We were thinking about "the gods" just a few days ago. How we see just how much power they have. We don’t know why the Israelites were at Mount Carmel. Perhaps the people were desperate and would do almost anything if they thought it would end the drought. Whatever was going to happen up there, it was going to be interesting, and many were there to see it for themselves. Initially, the people did not say a word; they did not commit themselves, one way or the other (v21). It is only after Elijah spells out the challenge that the people openly agree that it is a fair contest (v24).
This is not a conflict so much between Elijah and King Ahab. Despite Ahab is being an exceedingly wicked man, the most wicked king Israel had seen, Elijah’s face-to-face conversation with him is limited.. The real conversation is between Elijah and the Israelites. The Israelites are wavering between Yahweh and Baal, and also between Ahab (and Jezebel) and Elijah. They have been straddling the fence, and it is time for them to commit themselves one way or the other. Pagan theology often welcomes a plurality of gods, but the God of Israel does not. So let the people choose, here and now, whom they will serve.
We are told that Baal was sometimes pictured with a bolt of lightning in his hand: "The people believed Baal to represent the sun-god also and in their epics thought he rode the thunderclouds and sent lightning (as did the Hebrews the LORD, Ps 18:14; 104:3-4).” So, too, we find that God is said to send fire from heaven: "Moses and Aaron then entered into the Tent of Meeting and went out and blessed the people, and the glory of the LORD appeared to all the people. Then fire went out from the presence of the LORD and consumed the burnt offering and the fat parts on the altar, and all the people saw it so they shouted loudly and fell on their faces (Leviticus 9:23-24)".
I wonder how many people really expected to see fire? If anyone did, they were disappointed. Around noon, Elijah began to call attention to the failure of these prophets and their god.
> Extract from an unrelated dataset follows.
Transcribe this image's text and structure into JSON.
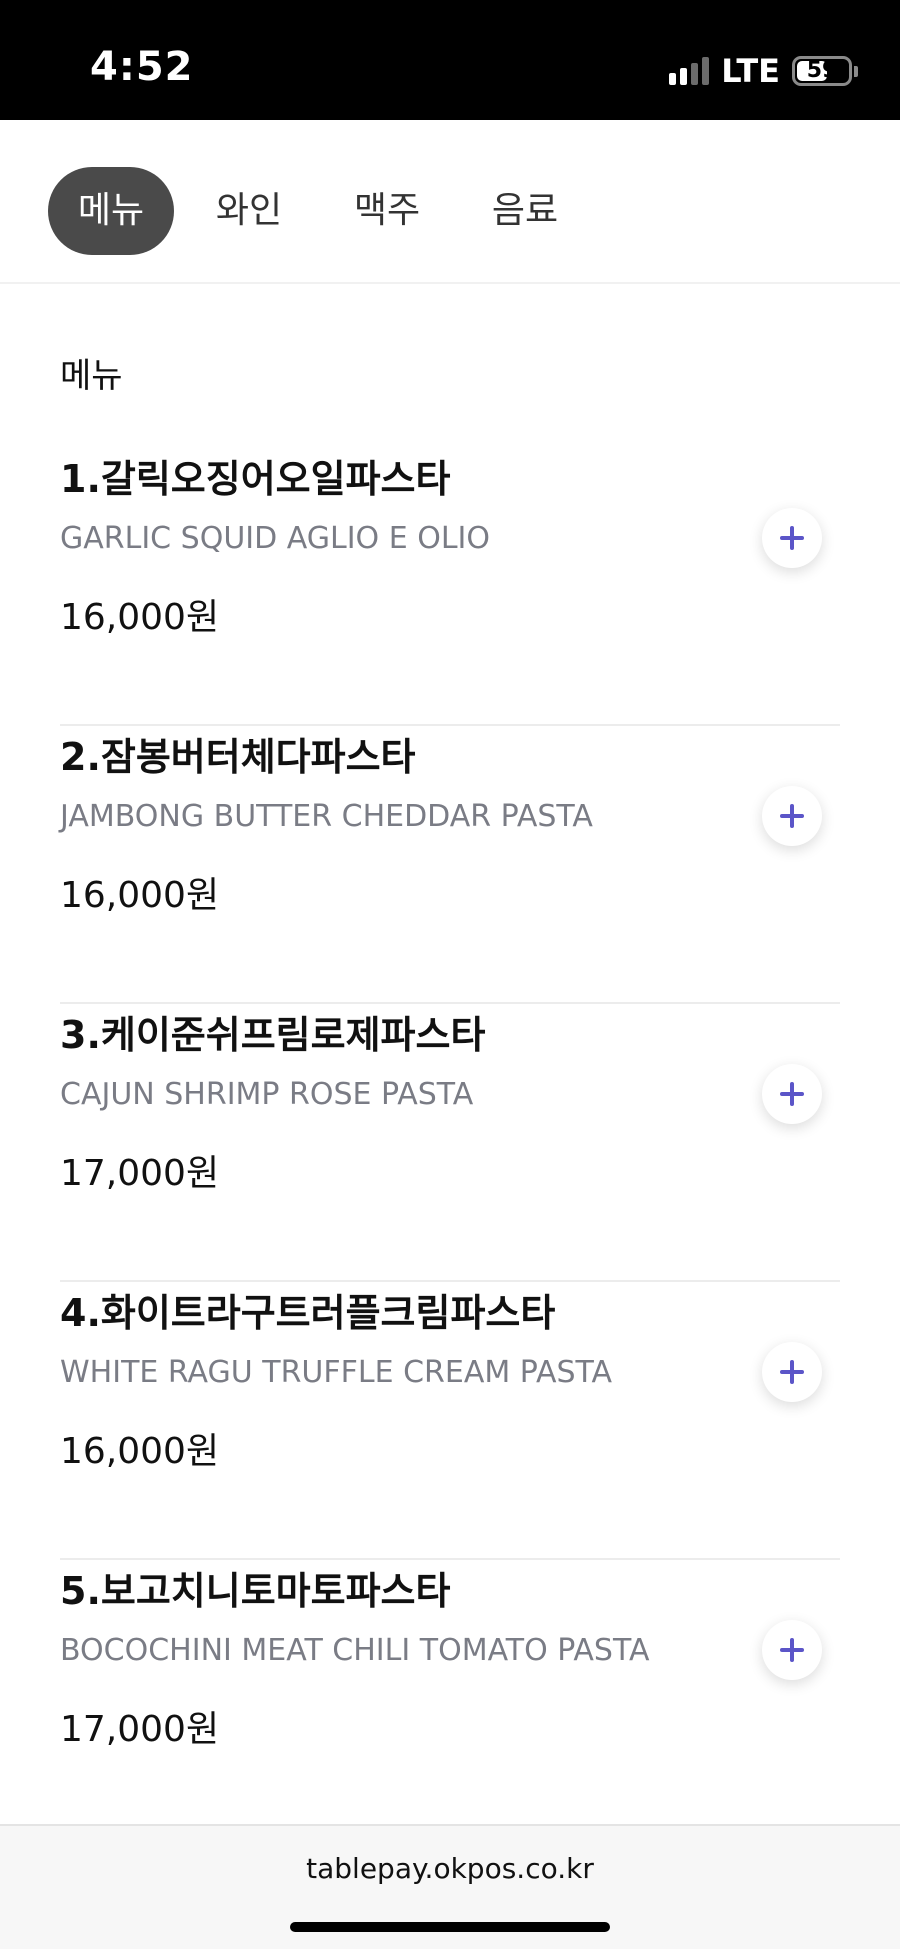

Donald Wiseman notes:
Elijah’s taunt is that Baal was acting in a merely human manner. He uses terms known to the people from the Ugaritic Baal myths. Was the god musing on the action to take (deep in thought)? Had he gone aside to answer the call of nature? Or had he left on a journey with Phoenician merchants? Was Baal asleep as Yahweh was not (Ps. 121:3-4)? The practice of self-inflicted wounds to arouse a deity’s pity or response is attested in Ugarit when men ‘bathed in their own blood like an ecstatic prophet.
What a pathetic “god” this Baal is! Elijah was brutal in his attack, but this was no time for subtlety. Either their “god” was God, or he was not. If he was not available at a critical time like this, then he could never be counted on; he should never be trusted, and especially if the God of Israel did respond.
These false prophets think that there is some merit in shedding blood. They have not been able to get their god’s attention in any other way, and so they begin to mutilate their bodies with swords and spears, as though the sight of blood will finally arouse Baal. It is not the blood that men shed that counts; it is only the blood which the Son of God shed on man’s behalf. It is Jesus’ shed blood which should get our attention.
I think the people are looking on all the time that Elijah is rebuilding his altar. Twice Elijah instructs them to pour more water on the sacrifice. It is his way of proving that what happens next is of God and God alone. Elijah prays that God will hear his prayer so that the people will know that Lord alone is God, and so that his people will worship Him alone. He prays that the people will see that he has done all these things at the Lord’s command. He does not pray specifically for Ahab to turn, but rather generally, that this people will hear and turn. He prays that they will know that it is God who has turned their hearts toward Him. Almost immediately, it would seem, God did respond. He sent fire from heaven that consumed the bull and the wood, and the stones, the dust, and the water. The fire consumed everything.
God had won. The people not only reached the right conclusion, they acted on it as they should have. They fell on their faces, acknowledging, “The LORD, is the true God! The LORD is the true God!” (v39). In all the excitement of the contest on Mount Carmel, we almost forget about the rain!
These events follow on the exact same point we saw yesterday: If my people…
Israel’s sin resulted in divine discipline—God ceased to give rain. The confrontation on Mount Carmel, then, was designed to turn Israel away from her idolatry and back to God, in order that God might once again send the rains. It was God who brought them to repentance. It was not Israel that was seeking God; it was God who was seeking Israel, as always.
There is a final lesson here concerning prayer. Prayers to the wrong god are futile. Success praying does not necessarily depend on numbers, fervency, frequency or fame. It is much more about the righteousness of one who prays (James 5:13-18).